EW: gobbinjr is named after my bong, which is silly. When I put out my music, I was just going to put it on Bandcamp and I didn’t think anyone would pay much attention to it. I didn’t think I would be asked what the name meant, which is stupid. I mean, it’s a crazy name. But, yeah, my bong’s name is gobbin, and I didn’t want to step on the name so I added junior. I don’t know what gobbin means, it’s just kind of nonsense, but I like that because nobody has preconceptions attached to the name.
BTR: Earlier this year you released an album. What was the writing process like for that?
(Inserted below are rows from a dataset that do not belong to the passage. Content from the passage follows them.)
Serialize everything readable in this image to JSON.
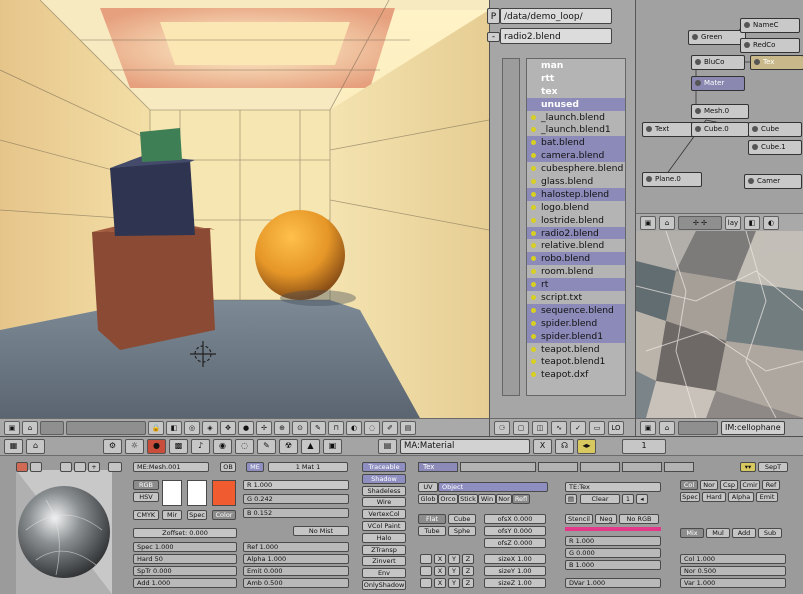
{
  "file_browser": {
    "p_button": "P",
    "minus_button": "-",
    "path": "/data/demo_loop/",
    "filename": "radio2.blend",
    "items": [
      {
        "name": "man",
        "kind": "dir",
        "selected": false
      },
      {
        "name": "rtt",
        "kind": "dir",
        "selected": false
      },
      {
        "name": "tex",
        "kind": "dir",
        "selected": false
      },
      {
        "name": "unused",
        "kind": "dir",
        "selected": true
      },
      {
        "name": "_launch.blend",
        "kind": "file",
        "selected": false
      },
      {
        "name": "_launch.blend1",
        "kind": "file",
        "selected": false
      },
      {
        "name": "bat.blend",
        "kind": "file",
        "selected": true
      },
      {
        "name": "camera.blend",
        "kind": "file",
        "selected": true
      },
      {
        "name": "cubesphere.blend",
        "kind": "file",
        "selected": false
      },
      {
        "name": "glass.blend",
        "kind": "file",
        "selected": false
      },
      {
        "name": "halostep.blend",
        "kind": "file",
        "selected": true
      },
      {
        "name": "logo.blend",
        "kind": "file",
        "selected": false
      },
      {
        "name": "lostride.blend",
        "kind": "file",
        "selected": false
      },
      {
        "name": "radio2.blend",
        "kind": "file",
        "selected": true
      },
      {
        "name": "relative.blend",
        "kind": "file",
        "selected": false
      },
      {
        "name": "robo.blend",
        "kind": "file",
        "selected": true
      },
      {
        "name": "room.blend",
        "kind": "file",
        "selected": false
      },
      {
        "name": "rt",
        "kind": "file",
        "selected": true
      },
      {
        "name": "script.txt",
        "kind": "file",
        "selected": false
      },
      {
        "name": "sequence.blend",
        "kind": "file",
        "selected": true
      },
      {
        "name": "spider.blend",
        "kind": "file",
        "selected": true
      },
      {
        "name": "spider.blend1",
        "kind": "file",
        "selected": true
      },
      {
        "name": "teapot.blend",
        "kind": "file",
        "selected": false
      },
      {
        "name": "teapot.blend1",
        "kind": "file",
        "selected": false
      },
      {
        "name": "teapot.dxf",
        "kind": "file",
        "selected": false
      }
    ]
  },
  "node_editor": {
    "nodes": [
      "Green",
      "NameC",
      "RedCo",
      "BluCo",
      "Tex",
      "Mater",
      "Mesh.0",
      "Text",
      "Cube.0",
      "Cube",
      "Cube.1",
      "Plane.0",
      "Camer"
    ]
  },
  "image_window": {
    "image_name": "IM:cellophane"
  },
  "viewport_toolbar": {
    "lo_label": "LO"
  },
  "buttons_header": {
    "material_name": "MA:Material",
    "close_label": "X",
    "frame_number": "1"
  },
  "material": {
    "me_field": "ME:Mesh.001",
    "ob_label": "OB",
    "me_label": "ME",
    "user_count": "1 Mat 1",
    "rgb_label": "RGB",
    "hsv_label": "HSV",
    "cmyk_label": "CMYK",
    "mir_label": "Mir",
    "spec_label": "Spec",
    "color_label": "Color",
    "zoffset": "Zoffset: 0.000",
    "spec_value": "Spec 1.000",
    "hard_value": "Hard 50",
    "spl_value": "SpTr 0.000",
    "add_value": "Add 1.000",
    "r_value": "R 1.000",
    "g_value": "G 0.242",
    "b_value": "B 0.152",
    "no_mist": "No Mist",
    "ref_value": "Ref 1.000",
    "alpha_value": "Alpha 1.000",
    "emit_value": "Emit 0.000",
    "amb_value": "Amb 0.500",
    "col_fill": 0.8,
    "toggles": [
      "Traceable",
      "Shadow",
      "Shadeless",
      "Wire",
      "VertexCol",
      "VCol Paint",
      "Halo",
      "ZTransp",
      "Zinvert",
      "Env",
      "OnlyShadow"
    ]
  },
  "texture": {
    "tex_tab": "Tex",
    "uv_label": "UV",
    "object_label": "Object",
    "buttons_row": [
      "Glob",
      "Orco",
      "Stick",
      "Win",
      "Nor",
      "Refl"
    ],
    "flat_label": "Flat",
    "cube_label": "Cube",
    "tube_label": "Tube",
    "sphe_label": "Sphe",
    "ofsx": "ofsX 0.000",
    "ofsy": "ofsY 0.000",
    "ofsz": "ofsZ 0.000",
    "sizex": "sizeX 1.00",
    "sizey": "sizeY 1.00",
    "sizez": "sizeZ 1.00",
    "axis_x": "X",
    "axis_y": "Y",
    "axis_z": "Z",
    "te_field": "TE:Tex",
    "clear_label": "Clear",
    "stencil": "Stencil",
    "neg": "Neg",
    "no_rgb": "No RGB",
    "mix_r": "R 1.000",
    "mix_g": "G 0.000",
    "mix_b": "B 1.000",
    "dvar": "DVar 1.000",
    "mode_buttons": [
      "Col",
      "Nor",
      "Csp",
      "Cmir",
      "Ref",
      "Spec",
      "Hard",
      "Alpha",
      "Emit"
    ],
    "blend_buttons": [
      "Mix",
      "Mul",
      "Add",
      "Sub"
    ],
    "col_value": "Col 1.000",
    "nor_value": "Nor 0.500",
    "var_value": "Var 1.000",
    "sepT": "SepT"
  }
}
EW: I played all the instruments and I recorded it myself. It’s kind of a weird situation. I’ve been writing music since I was 14. I was in a band back then and I was the main songwriter. I started writing these songs that just wouldn’t work out in the band setting. I think the first song that I really hammered out on the album was “Reason.” It wasn’t going to work out with my band so I produced it myself. Some of these songs were from when I was younger, and then others I wrote last summer and just got them done. It’s just kind of a compilation of all the songs that I wrote about my teenage years.
(Photo by Andrew Piccone)
BTR: What aspects from that time of your life inspire your lyrics?
EW: Teenage angst. It’s kind of a cliche topic but it’s also kind of true. Everyone can relate to it. It’s really nice to have that on my side. Also, mental illness. Depression is in my family, I’ve dealt with depression, a lot of my friends did, too. It was just a really big part of my teenage years. Those are the two big ones.
BTR: Do you draw influence from any musicians?
EW: Car Seat Headrest for sure. Once I got into them, just knowing that Will Toledo made all those albums by himself really pushed me to put my music out there. I’d been sitting on these songs for so long, and just knowing someone who killed it with all of his music definitely influenced me.
BTR: Speaking of influences, let’s talk about the album cover for managing.
EW: [Laughs] The little child. It was just a picture that I picked up at a junk store in Brooklyn somewhere and I really liked it. I thought it went along with the themes of adolescence and everything. I just kind of popped it on there.
BTR: Random things seem to excite you.
EW: For sure. I don’t think everything needs to have significant meaning. I think everything is better when it’s random and beautiful.
BTR: So, you recently played CMJ with a full band backing you. Do you prefer having that full sound behind you rather than playing solo?
EW: I definitely prefer to have the band. That showcase was the first time I played full band, and it’s just way more fun to have my friends up there with me. I am going to keep doing solo shows, though. I’m visiting my parents over winter break and I’m planning a mini solo tour around that. My bandmates can’t make it out to the midwest, so I’ll be playing shows on my own. But like I said, I do prefer playing with the band.
BTR: What can we expect from you in the future besides that tour?
EW: I was going to put out an EP, but the songs have been getting really good feedback from my friends and such. When I’ve been playing them at shows, people are pretty into them, so I think I’m going to save them for a full album. So, I’m working on another album right now. I do have ten songs in the works and I’m going to write a couple more just to make sure. Then the solo tour in the winter and hopefully I’ll be playing a lot of shows around New York. The live shows are my favorite part about music.
For more from gobbinjr check out her Facebook or BTR’s own In The Den.
Photo by Grace Witmer.